After hard lobbying by the brewers, the Price Tribunal set a series of new maximum beer prices based on glass volume. It was 8 cents for 8.5oz (250ml) and a penny per ounce (16ml) after that, which meant a 9.5oz glass would cost 9 cents. It was the first time price had been set so precisely by volume – until then there had been a minimum price and if you wanted a smaller glass, you still paid the minimum price.

This created a microscopic focus on the size of glassware. The ensuing battle was not helped by the Licensed Victuallers Association (publicans), who said that because there was no such thing as a 9.5oz glass, publicans should charge 9 cents for the glasses they did have, which were 9oz. And it just so happened that what the industry touted as a 9oz glass, actually contained only 8.5oz of beer. You honestly couldn’t make this stuff up if you were writing satire on 1950s drinking.

How did we learn the pubs’ glasses were undersized? Drink-loving Wellington poet Denis Glover, pictured in the middle, carried out a publicity stunt whereby he poured his so-called 9 oz beer, supposedly worth 9 cents, into a properly marked beaker and found it was only 8.5oz and therefore worth 8 cents. Glover made the point he was being robbed of a penny every time he had a drink. This kerfuffle kicked off in July 1958 and punters were so outraged that by August, beer consumption was down 40 per cent and there were reports of layoffs at breweries. There was also a rise in the number of Kiwis attempting to homebrew.

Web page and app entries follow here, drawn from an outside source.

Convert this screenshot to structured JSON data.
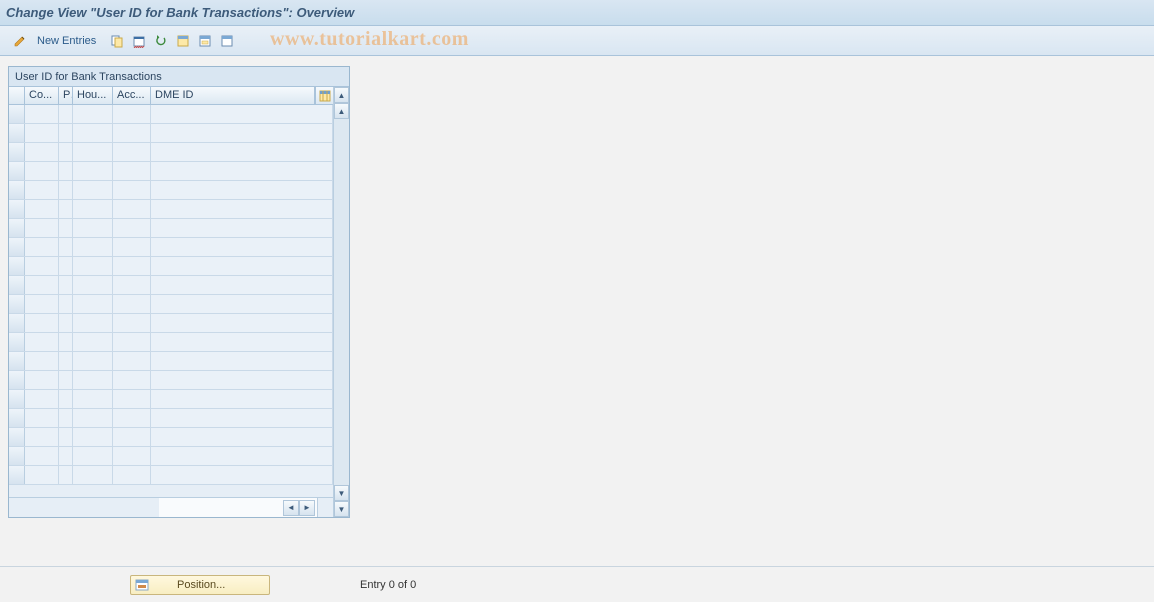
{
  "title": "Change View \"User ID for Bank Transactions\": Overview",
  "toolbar": {
    "new_entries_label": "New Entries"
  },
  "watermark": "www.tutorialkart.com",
  "table": {
    "title": "User ID for Bank Transactions",
    "columns": {
      "co": "Co...",
      "p": "P",
      "hou": "Hou...",
      "acc": "Acc...",
      "dme": "DME ID"
    },
    "rows": []
  },
  "footer": {
    "position_label": "Position...",
    "entry_text": "Entry 0 of 0"
  }
}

Yet the publicans didn’t back down, even in the face of being dragged to court on charges of overpricing. Instead, they asked for a judicial review of the whole sorry saga. That was declined after a judge determined the brewing industry was actually making more profit than ever – even accounting for the tax hike.

That put the onus back on the publicans, who said they would try as hard as possible to sell “eight-penny beer” – their method being to fill the 8.5 oz glass short of the rim to justify charging 8 cents for it. And so another fight broke out, this time over “short-pouring”.

The publicans then discovered that if they stepped up the pressure through the taps, they could create a bigger head to disguise the short-pour.